- This is an example of
W dominatingN

- LSD sort better when sorting a very large number of very large strings that are very similar, except at the lesser significance digits
- This is because in this case Merge Sort will look through almost all the digits in all the elements while trying to determine an ordering, while LSD sort finds an ordering much faster

- Merge Sort better when sorting a very large number of very large, dissimilar strings

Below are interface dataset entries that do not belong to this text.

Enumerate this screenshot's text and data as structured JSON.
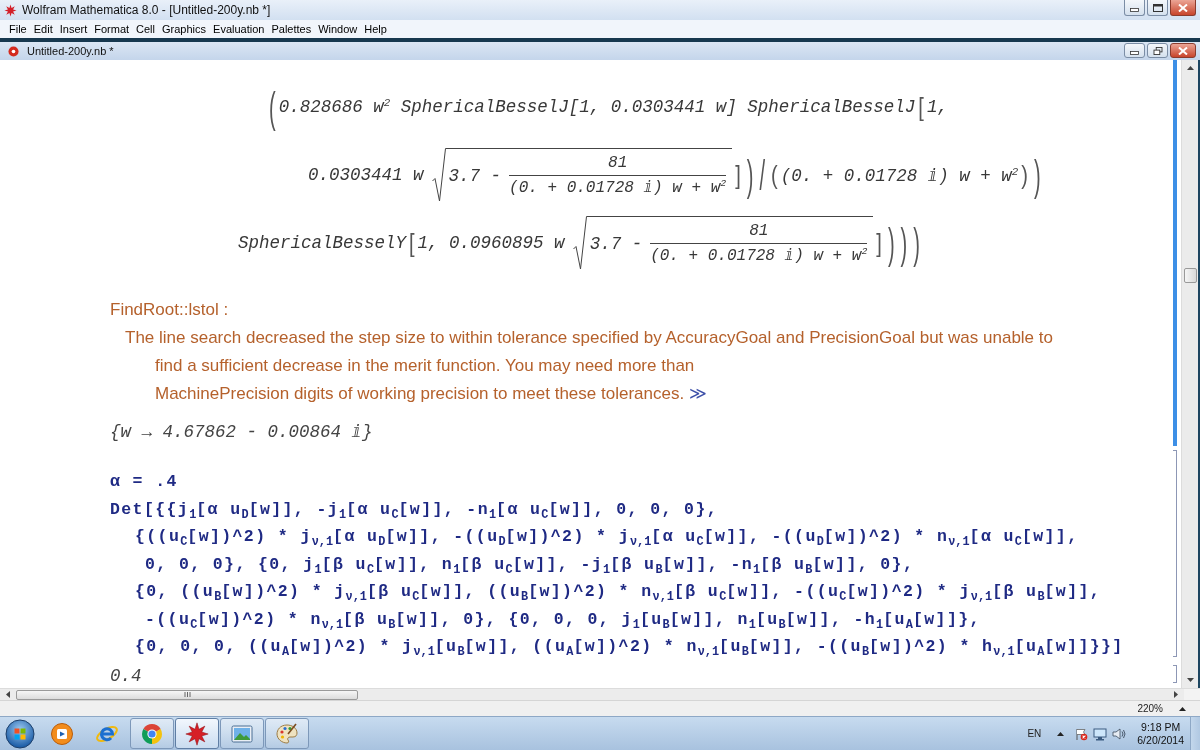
{
  "app_window": {
    "title": "Wolfram Mathematica 8.0 - [Untitled-200y.nb *]"
  },
  "menu": [
    "File",
    "Edit",
    "Insert",
    "Format",
    "Cell",
    "Graphics",
    "Evaluation",
    "Palettes",
    "Window",
    "Help"
  ],
  "notebook_window": {
    "title": "Untitled-200y.nb *"
  },
  "cells": [
    {
      "kind": "math",
      "selected": true,
      "lines": [
        {
          "parts": [
            {
              "kind": "tall_delim",
              "text": "("
            },
            {
              "kind": "text",
              "text": "0.828686 w$^{2}$ SphericalBesselJ[1, 0.0303441 w] SphericalBesselJ"
            },
            {
              "kind": "delim",
              "text": "["
            },
            {
              "kind": "text",
              "text": "1,"
            }
          ]
        },
        {
          "parts": [
            {
              "kind": "text",
              "text": "0.0303441 w"
            },
            {
              "kind": "radical",
              "lead": "3.7 -",
              "numerator": "81",
              "denominator": "(0. + 0.01728 ⅈ) w + w$^{2}$"
            },
            {
              "kind": "delim",
              "text": "]"
            },
            {
              "kind": "tall_delim",
              "text": ")"
            },
            {
              "kind": "tall_delim",
              "text": "/"
            },
            {
              "kind": "delim",
              "text": "("
            },
            {
              "kind": "text",
              "text": "(0. + 0.01728 ⅈ) w + w$^{2}$"
            },
            {
              "kind": "delim",
              "text": ")"
            },
            {
              "kind": "tall_delim",
              "text": ")"
            }
          ]
        },
        {
          "parts": [
            {
              "kind": "text",
              "text": "SphericalBesselY"
            },
            {
              "kind": "delim",
              "text": "["
            },
            {
              "kind": "text",
              "text": "1, 0.0960895 w"
            },
            {
              "kind": "radical",
              "lead": "3.7 -",
              "numerator": "81",
              "denominator": "(0. + 0.01728 ⅈ) w + w$^{2}$"
            },
            {
              "kind": "delim",
              "text": "]"
            },
            {
              "kind": "tall_delim",
              "text": ")"
            },
            {
              "kind": "tall_delim",
              "text": ")"
            },
            {
              "kind": "tall_delim",
              "text": ")"
            }
          ]
        }
      ]
    },
    {
      "kind": "message",
      "selected": true,
      "name": "FindRoot::lstol :",
      "text": "The line search decreased the step size to within tolerance specified by AccuracyGoal and PrecisionGoal but was unable to\nfind a sufficient decrease in the merit function. You may need more than\nMachinePrecision digits of working precision to meet these tolerances.",
      "link": "≫"
    },
    {
      "kind": "output",
      "selected": true,
      "text": "{w → 4.67862 - 0.00864 ⅈ}"
    },
    {
      "kind": "input",
      "selected": false,
      "lines": [
        [
          {
            "text": "α = .4"
          }
        ],
        [
          {
            "text": "Det[{{j",
            "sub": "1"
          },
          {
            "text": "[α u",
            "sub": "D"
          },
          {
            "text": "[w]], -j",
            "sub": "1"
          },
          {
            "text": "[α u",
            "sub": "C"
          },
          {
            "text": "[w]], -n",
            "sub": "1"
          },
          {
            "text": "[α u",
            "sub": "C"
          },
          {
            "text": "[w]], 0, 0, 0},"
          }
        ],
        [
          {
            "text": "{((u",
            "sub": "C"
          },
          {
            "text": "[w])^2) * j",
            "sub": "ν,1"
          },
          {
            "text": "[α u",
            "sub": "D"
          },
          {
            "text": "[w]], -((u",
            "sub": "D"
          },
          {
            "text": "[w])^2) * j",
            "sub": "ν,1"
          },
          {
            "text": "[α u",
            "sub": "C"
          },
          {
            "text": "[w]], -((u",
            "sub": "D"
          },
          {
            "text": "[w])^2) * n",
            "sub": "ν,1"
          },
          {
            "text": "[α u",
            "sub": "C"
          },
          {
            "text": "[w]],"
          }
        ],
        [
          {
            "text": "0, 0, 0}, {0, j",
            "sub": "1"
          },
          {
            "text": "[β u",
            "sub": "C"
          },
          {
            "text": "[w]], n",
            "sub": "1"
          },
          {
            "text": "[β u",
            "sub": "C"
          },
          {
            "text": "[w]], -j",
            "sub": "1"
          },
          {
            "text": "[β u",
            "sub": "B"
          },
          {
            "text": "[w]], -n",
            "sub": "1"
          },
          {
            "text": "[β u",
            "sub": "B"
          },
          {
            "text": "[w]], 0},"
          }
        ],
        [
          {
            "text": "{0, ((u",
            "sub": "B"
          },
          {
            "text": "[w])^2) * j",
            "sub": "ν,1"
          },
          {
            "text": "[β u",
            "sub": "C"
          },
          {
            "text": "[w]], ((u",
            "sub": "B"
          },
          {
            "text": "[w])^2) * n",
            "sub": "ν,1"
          },
          {
            "text": "[β u",
            "sub": "C"
          },
          {
            "text": "[w]], -((u",
            "sub": "C"
          },
          {
            "text": "[w])^2) * j",
            "sub": "ν,1"
          },
          {
            "text": "[β u",
            "sub": "B"
          },
          {
            "text": "[w]],"
          }
        ],
        [
          {
            "text": "-((u",
            "sub": "C"
          },
          {
            "text": "[w])^2) * n",
            "sub": "ν,1"
          },
          {
            "text": "[β u",
            "sub": "B"
          },
          {
            "text": "[w]], 0}, {0, 0, 0, j",
            "sub": "1"
          },
          {
            "text": "[u",
            "sub": "B"
          },
          {
            "text": "[w]], n",
            "sub": "1"
          },
          {
            "text": "[u",
            "sub": "B"
          },
          {
            "text": "[w]], -h",
            "sub": "1"
          },
          {
            "text": "[u",
            "sub": "A"
          },
          {
            "text": "[w]]},"
          }
        ],
        [
          {
            "text": "{0, 0, 0, ((u",
            "sub": "A"
          },
          {
            "text": "[w])^2) * j",
            "sub": "ν,1"
          },
          {
            "text": "[u",
            "sub": "B"
          },
          {
            "text": "[w]], ((u",
            "sub": "A"
          },
          {
            "text": "[w])^2) * n",
            "sub": "ν,1"
          },
          {
            "text": "[u",
            "sub": "B"
          },
          {
            "text": "[w]], -((u",
            "sub": "B"
          },
          {
            "text": "[w])^2) * h",
            "sub": "ν,1"
          },
          {
            "text": "[u",
            "sub": "A"
          },
          {
            "text": "[w]]}}]"
          }
        ]
      ]
    },
    {
      "kind": "output",
      "selected": false,
      "text": "0.4"
    }
  ],
  "status_bar": {
    "zoom": "220%"
  },
  "taskbar": {
    "items": [
      {
        "kind": "player",
        "running": false,
        "selected": false
      },
      {
        "kind": "e_logo",
        "running": false,
        "selected": false
      },
      {
        "kind": "round_logo",
        "running": true,
        "selected": false
      },
      {
        "kind": "star",
        "running": true,
        "selected": true
      },
      {
        "kind": "picture",
        "running": true,
        "selected": false
      },
      {
        "kind": "palette",
        "running": true,
        "selected": false
      }
    ],
    "language": "EN",
    "time": "9:18 PM",
    "date": "6/20/2014"
  }
}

- We can also sort from the other end, by starting with the first/most significant digits of all the elements, and then working towards the least significant digit
- After sorting by the
ith digit on an alphabetXi , we must split up the array into|Xi| different partitions, each of which contains all instances of a character inXi found at theith digit depth - For example:
- Best case: we finish the sort in a single pass, by only needing to look at the top digit:
Θ(N+R) - Worst case: we have to look at every character, which degenerates to a cache-heavy LSD sort:
Θ(WN+WR) WR term because we recurseW levels deep, and at each level we create an array of sizeR for the counting sort at the level

- In practice, radix sorts are used only in special cases, such as for sorting integers
- A comparison-based sort is much more commonly used in actuality
- Radix sorting is natural for integers and strings, for which the alphabet to sort by is well defined
- We can generalize this sort to any input type object, but this could be awkward